If the Respondent does not intend to defend the Petition, the Petitioner then files a statement in support of the Petition and applies to the Court for the Decree Nisi. A Judge will consider the papers submitted and if satisfied that the ground for divorce is made, they will certify that the Petitioner is entitled to a divorce and will fix a date on which the Decree Nisi will be pronounced. Neither party needs to attend Court for this pronouncement.

Once the Decree Nisi has been granted, the Petitioner may apply for the Decree Absolute after six weeks and one day has passed. If the Petitioner does not apply for the Decree Absolute, then the Respondent may do so three months later. The Decree Nisi is then made Absolute and the marriage is dissolved.

If you find yourself in need of advice our Family Department has the resources to help you no matter what the issue arising as a consequence of the breakdown of your relationship.

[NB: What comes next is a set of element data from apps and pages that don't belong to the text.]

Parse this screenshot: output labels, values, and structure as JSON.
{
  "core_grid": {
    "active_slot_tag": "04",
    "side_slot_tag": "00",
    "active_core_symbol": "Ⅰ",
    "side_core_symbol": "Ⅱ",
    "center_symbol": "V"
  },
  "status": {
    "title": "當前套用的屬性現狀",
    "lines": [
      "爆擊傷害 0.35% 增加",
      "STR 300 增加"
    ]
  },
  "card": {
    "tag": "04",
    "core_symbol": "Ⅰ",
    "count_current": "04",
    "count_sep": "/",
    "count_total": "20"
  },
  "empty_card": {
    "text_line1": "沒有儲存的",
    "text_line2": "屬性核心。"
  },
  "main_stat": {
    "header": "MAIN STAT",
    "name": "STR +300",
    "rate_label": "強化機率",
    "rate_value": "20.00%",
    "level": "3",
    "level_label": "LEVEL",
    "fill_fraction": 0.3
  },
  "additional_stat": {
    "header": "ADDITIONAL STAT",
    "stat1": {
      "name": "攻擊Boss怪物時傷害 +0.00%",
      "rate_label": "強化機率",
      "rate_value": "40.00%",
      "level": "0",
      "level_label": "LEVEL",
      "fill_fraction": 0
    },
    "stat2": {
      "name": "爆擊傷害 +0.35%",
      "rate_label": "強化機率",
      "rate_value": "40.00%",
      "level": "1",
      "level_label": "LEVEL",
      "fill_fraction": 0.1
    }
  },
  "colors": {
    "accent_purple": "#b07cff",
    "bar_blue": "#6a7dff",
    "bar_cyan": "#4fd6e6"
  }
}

The Law Practice (UK) Ltd is fortunate to have offices based in prestigious and historic locations around the United Kingdom, one of which in Elstree, Hertfordshire. Elstree is a village in the Hertsmere borough of Hertfordshire. It is approximately 13 miles northwest of central London.

Elstree is perhaps best known for the Elstree Film Studios, where several famous British films were made. Studios have been located here since film production began in the area during 1914. Known as the birthplace of Star Wars, some of the most famous films in the world have been produced at Elstree Studios; the Indiana Jones and Star Wars trilogies, Superman, The Shining and Labyrinth to name just a few from an endless list. Elstree Studios is home to some of the top shows on British television today; The Crown, Strictly Come Dancing, Big Brother, The Voice, Celebrity Juice, A League of Their Own, The Chase, Pointless, Room 101 and many more.

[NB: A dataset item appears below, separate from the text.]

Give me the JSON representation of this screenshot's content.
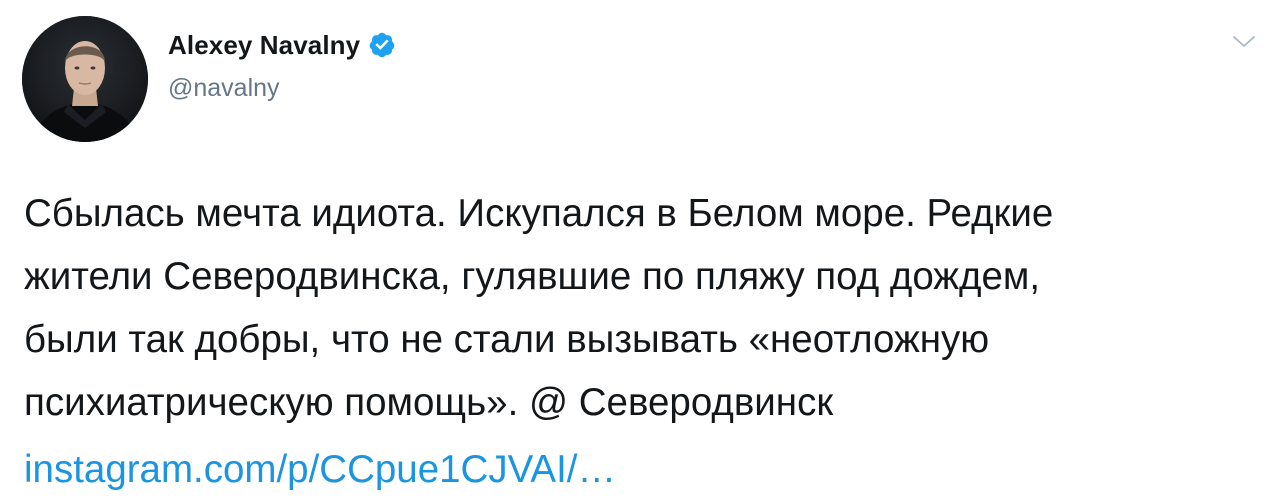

Despite being called “Elstree Studios”, only one studio has ever been located in Elstree itself, the remainder residing in the adjacent town of Borehamwood. When the studios were being established, Elstree was significantly larger than Borehamwood. Nowadays, Borehamwood is the larger, but the old names have remained in use. Borehamwood is predominantly a post-war town, which in recent years has seen a bit of a boom in development due to its affordability. Neighbouring Elstree, on the other hand, owes its growth to the 1868 arrival of the Midland Railway station but has a history that can be traced back to the 5th Century and the Battle of Ailestreu.

Our Elstree office is located in the heart of Elstree, a stone’s throw from the A41, providing links to the M1, M25 and A1. Our experienced team all live in Elstree and surrounding areas and are part of the community, so they have extensive knowledge of the area. The Elstree team provide the following legal services:

  • Residential and Commercial Conveyancing
  • New Build Conveyancing
  • Civil Litigation
  • Family Law
  • Debt Recovery
  • Personal Injury
  • Employment Law
  • Wills & Probate
  • Landlords & Tenant
  • Regulatory Advice

The Law Practice (UK) Ltd is unique in the services we offer and the way we operate our firm as a whole. We offer a FREE home call service where we help our clients with the initial paperwork and can organise the meeting and greeting clients for ID purposes to limit the client making unnecessary journeys to the office. We believe in being proactive and not reactive.

Please feel free to pop in and see the team to discuss any legal requirements you may have, alternatively call us on 0207 167 4899 or email